SUPPLIED DATA Start Marker

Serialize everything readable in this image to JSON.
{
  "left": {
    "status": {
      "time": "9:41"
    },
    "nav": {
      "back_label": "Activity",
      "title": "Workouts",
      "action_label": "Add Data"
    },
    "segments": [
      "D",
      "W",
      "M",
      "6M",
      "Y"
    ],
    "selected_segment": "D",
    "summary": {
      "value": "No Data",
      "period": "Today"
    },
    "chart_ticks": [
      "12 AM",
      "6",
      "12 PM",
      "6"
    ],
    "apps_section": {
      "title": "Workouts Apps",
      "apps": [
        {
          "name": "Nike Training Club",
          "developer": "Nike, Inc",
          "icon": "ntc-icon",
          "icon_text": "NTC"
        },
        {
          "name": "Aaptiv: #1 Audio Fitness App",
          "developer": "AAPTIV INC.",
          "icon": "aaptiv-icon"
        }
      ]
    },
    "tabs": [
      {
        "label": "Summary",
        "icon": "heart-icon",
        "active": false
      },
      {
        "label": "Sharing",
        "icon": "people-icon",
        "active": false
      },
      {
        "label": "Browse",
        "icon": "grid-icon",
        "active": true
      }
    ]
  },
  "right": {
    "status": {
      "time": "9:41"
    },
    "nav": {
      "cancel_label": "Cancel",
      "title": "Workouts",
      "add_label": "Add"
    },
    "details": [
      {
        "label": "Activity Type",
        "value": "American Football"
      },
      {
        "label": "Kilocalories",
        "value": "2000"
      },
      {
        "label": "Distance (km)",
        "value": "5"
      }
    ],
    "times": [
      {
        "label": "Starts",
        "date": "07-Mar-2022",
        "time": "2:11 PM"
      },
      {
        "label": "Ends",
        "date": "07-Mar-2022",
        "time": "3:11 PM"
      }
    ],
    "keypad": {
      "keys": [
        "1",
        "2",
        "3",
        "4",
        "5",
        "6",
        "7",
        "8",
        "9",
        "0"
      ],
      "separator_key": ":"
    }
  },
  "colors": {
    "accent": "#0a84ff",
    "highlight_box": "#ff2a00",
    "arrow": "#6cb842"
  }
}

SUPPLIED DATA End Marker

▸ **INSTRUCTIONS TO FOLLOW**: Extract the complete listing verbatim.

▸ **YOUR SOLUTION**:
Serialize everything readable in this image to JSON.
{
  "left": {
    "status": {
      "time": "9:41"
    },
    "nav": {
      "back_label": "Activity",
      "title": "Workouts",
      "action_label": "Add Data"
    },
    "segments": [
      "D",
      "W",
      "M",
      "6M",
      "Y"
    ],
    "selected_segment": "D",
    "summary": {
      "value": "No Data",
      "period": "Today"
    },
    "chart_ticks": [
      "12 AM",
      "6",
      "12 PM",
      "6"
    ],
    "apps_section": {
      "title": "Workouts Apps",
      "apps": [
        {
          "name": "Nike Training Club",
          "developer": "Nike, Inc",
          "icon": "ntc-icon",
          "icon_text": "NTC"
        },
        {
          "name": "Aaptiv: #1 Audio Fitness App",
          "developer": "AAPTIV INC.",
          "icon": "aaptiv-icon"
        }
      ]
    },
    "tabs": [
      {
        "label": "Summary",
        "icon": "heart-icon",
        "active": false
      },
      {
        "label": "Sharing",
        "icon": "people-icon",
        "active": false
      },
      {
        "label": "Browse",
        "icon": "grid-icon",
        "active": true
      }
    ]
  },
  "right": {
    "status": {
      "time": "9:41"
    },
    "nav": {
      "cancel_label": "Cancel",
      "title": "Workouts",
      "add_label": "Add"
    },
    "details": [
      {
        "label": "Activity Type",
        "value": "American Football"
      },
      {
        "label": "Kilocalories",
        "value": "2000"
      },
      {
        "label": "Distance (km)",
        "value": "5"
      }
    ],
    "times": [
      {
        "label": "Starts",
        "date": "07-Mar-2022",
        "time": "2:11 PM"
      },
      {
        "label": "Ends",
        "date": "07-Mar-2022",
        "time": "3:11 PM"
      }
    ],
    "keypad": {
      "keys": [
        "1",
        "2",
        "3",
        "4",
        "5",
        "6",
        "7",
        "8",
        "9",
        "0"
      ],
      "separator_key": ":"
    }
  },
  "colors": {
    "accent": "#0a84ff",
    "highlight_box": "#ff2a00",
    "arrow": "#6cb842"
  }
}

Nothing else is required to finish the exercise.